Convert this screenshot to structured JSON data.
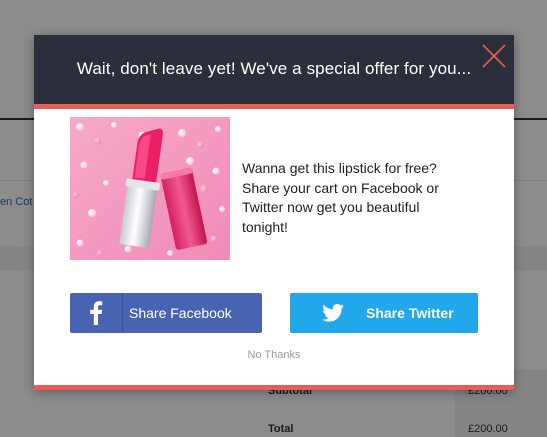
{
  "background": {
    "link_text": "en Cot",
    "subtotal_label": "Subtotal",
    "subtotal_value": "£200.00",
    "total_label": "Total",
    "total_value": "£200.00"
  },
  "modal": {
    "title": "Wait, don't leave yet! We've a special offer for you...",
    "close_icon": "close-icon",
    "image_subject": "lipstick",
    "offer_lines": [
      "Wanna get this lipstick for free?",
      "Share your cart on Facebook or",
      "Twitter now get you beautiful",
      "tonight!"
    ],
    "facebook_button": {
      "label": "Share Facebook",
      "icon": "facebook-icon",
      "color": "#4863b0"
    },
    "twitter_button": {
      "label": "Share Twitter",
      "icon": "twitter-icon",
      "color": "#22a8ea"
    },
    "no_thanks": "No Thanks",
    "accent_color": "#ee5a55",
    "header_color": "#2b2f3b"
  }
}
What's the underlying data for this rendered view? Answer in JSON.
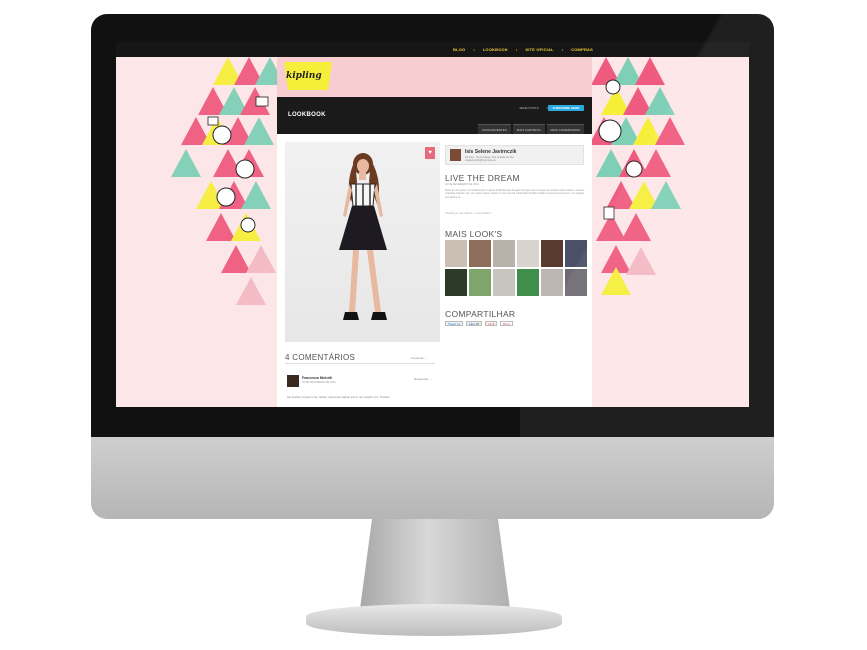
{
  "topnav": {
    "items": [
      "BLOG",
      "LOOKBOOK",
      "SITE OFICIAL",
      "COMPRAS"
    ]
  },
  "logo": {
    "text": "kipling"
  },
  "panel": {
    "title": "LOOKBOOK",
    "links": [
      "SEND POSTS",
      "LOGIN"
    ],
    "send_button": "SUBSCRIBE HERE",
    "tabs": [
      "MAIS RECENTES",
      "MAIS CURTIDOS",
      "MAIS COMENTADOS"
    ]
  },
  "author": {
    "name": "Isis Selene Javirnczik",
    "meta1": "20 anos · Porto Alegre, Rio Grande do Sul",
    "meta2": "isisjavirnczik@hotmail.com"
  },
  "look": {
    "title": "LIVE THE DREAM",
    "date": "10 DE FEVEREIRO DE 2012",
    "description": "Proin ac nisi purus, id condimentum magna. Pellentesque feugiat nisl eget enim congue at molestie tellus dictum. Aenean vulputate lobortis nisl, vel mattis massa. Etiam in orci sed nisl sollicitudin fringilla. Nullam cursus lacinia lacus, non sagittis orci lacinia at.",
    "footer": "Postado por Isis Selene · 4 comentários"
  },
  "more_looks": {
    "title": "MAIS LOOK'S"
  },
  "share": {
    "title": "COMPARTILHAR",
    "buttons": [
      {
        "label": "Tweet",
        "count": "11"
      },
      {
        "label": "Like",
        "count": "38"
      },
      {
        "label": "+1",
        "count": "3"
      },
      {
        "label": "Pin it",
        "count": ""
      }
    ]
  },
  "comments": {
    "title": "4 COMENTÁRIOS",
    "link": "comentar →",
    "items": [
      {
        "name": "Francesca Michelli",
        "date": "10 DE FEVEREIRO DE 2012",
        "reply": "Responder →",
        "text": "Sei lauditus feugiat urna. Nullam maecenas aliquet ipsum nec sagittis orci. Thanks!"
      }
    ]
  },
  "colors": {
    "page_bg": "#fde6e8",
    "pink": "#ef5b7f",
    "mint": "#7fcfb7",
    "yellow": "#f6ef3a",
    "accent_blue": "#2aa8e0",
    "nav_yellow": "#f3d23a"
  }
}
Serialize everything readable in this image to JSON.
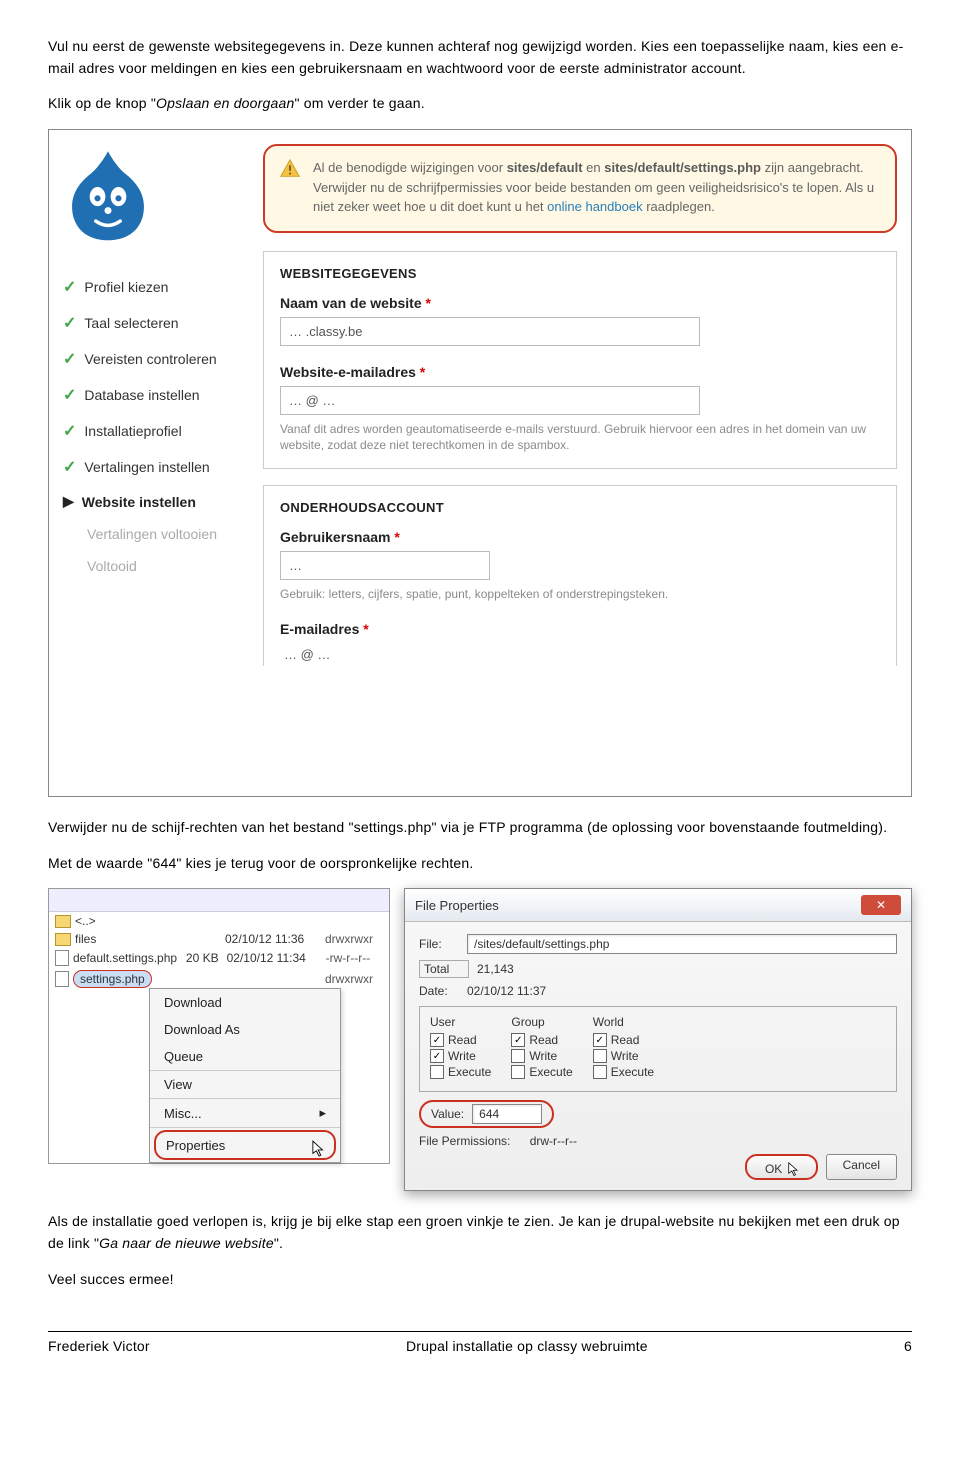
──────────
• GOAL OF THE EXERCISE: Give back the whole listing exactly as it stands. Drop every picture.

• EXERCISE RESULT:
Convert this screenshot to structured JSON data.
{
  "background": {
    "link_text": "en Cot",
    "subtotal_label": "Subtotal",
    "subtotal_value": "£200.00",
    "total_label": "Total",
    "total_value": "£200.00"
  },
  "modal": {
    "title": "Wait, don't leave yet! We've a special offer for you...",
    "close_icon": "close-icon",
    "image_subject": "lipstick",
    "offer_lines": [
      "Wanna get this lipstick for free?",
      "Share your cart on Facebook or",
      "Twitter now get you beautiful",
      "tonight!"
    ],
    "facebook_button": {
      "label": "Share Facebook",
      "icon": "facebook-icon",
      "color": "#4863b0"
    },
    "twitter_button": {
      "label": "Share Twitter",
      "icon": "twitter-icon",
      "color": "#22a8ea"
    },
    "no_thanks": "No Thanks",
    "accent_color": "#ee5a55",
    "header_color": "#2b2f3b"
  }
}
What's the underlying data for this rendered view? Answer in JSON.
{
  "topnav": {
    "items": [
      "BLOG",
      "LOOKBOOK",
      "SITE OFICIAL",
      "COMPRAS"
    ]
  },
  "logo": {
    "text": "kipling"
  },
  "panel": {
    "title": "LOOKBOOK",
    "links": [
      "SEND POSTS",
      "LOGIN"
    ],
    "send_button": "SUBSCRIBE HERE",
    "tabs": [
      "MAIS RECENTES",
      "MAIS CURTIDOS",
      "MAIS COMENTADOS"
    ]
  },
  "author": {
    "name": "Isis Selene Javirnczik",
    "meta1": "20 anos · Porto Alegre, Rio Grande do Sul",
    "meta2": "isisjavirnczik@hotmail.com"
  },
  "look": {
    "title": "LIVE THE DREAM",
    "date": "10 DE FEVEREIRO DE 2012",
    "description": "Proin ac nisi purus, id condimentum magna. Pellentesque feugiat nisl eget enim congue at molestie tellus dictum. Aenean vulputate lobortis nisl, vel mattis massa. Etiam in orci sed nisl sollicitudin fringilla. Nullam cursus lacinia lacus, non sagittis orci lacinia at.",
    "footer": "Postado por Isis Selene · 4 comentários"
  },
  "more_looks": {
    "title": "MAIS LOOK'S"
  },
  "share": {
    "title": "COMPARTILHAR",
    "buttons": [
      {
        "label": "Tweet",
        "count": "11"
      },
      {
        "label": "Like",
        "count": "38"
      },
      {
        "label": "+1",
        "count": "3"
      },
      {
        "label": "Pin it",
        "count": ""
      }
    ]
  },
  "comments": {
    "title": "4 COMENTÁRIOS",
    "link": "comentar →",
    "items": [
      {
        "name": "Francesca Michelli",
        "date": "10 DE FEVEREIRO DE 2012",
        "reply": "Responder →",
        "text": "Sei lauditus feugiat urna. Nullam maecenas aliquet ipsum nec sagittis orci. Thanks!"
      }
    ]
  },
  "colors": {
    "page_bg": "#fde6e8",
    "pink": "#ef5b7f",
    "mint": "#7fcfb7",
    "yellow": "#f6ef3a",
    "accent_blue": "#2aa8e0",
    "nav_yellow": "#f3d23a"
  }
}
Serialize everything readable in this image to JSON.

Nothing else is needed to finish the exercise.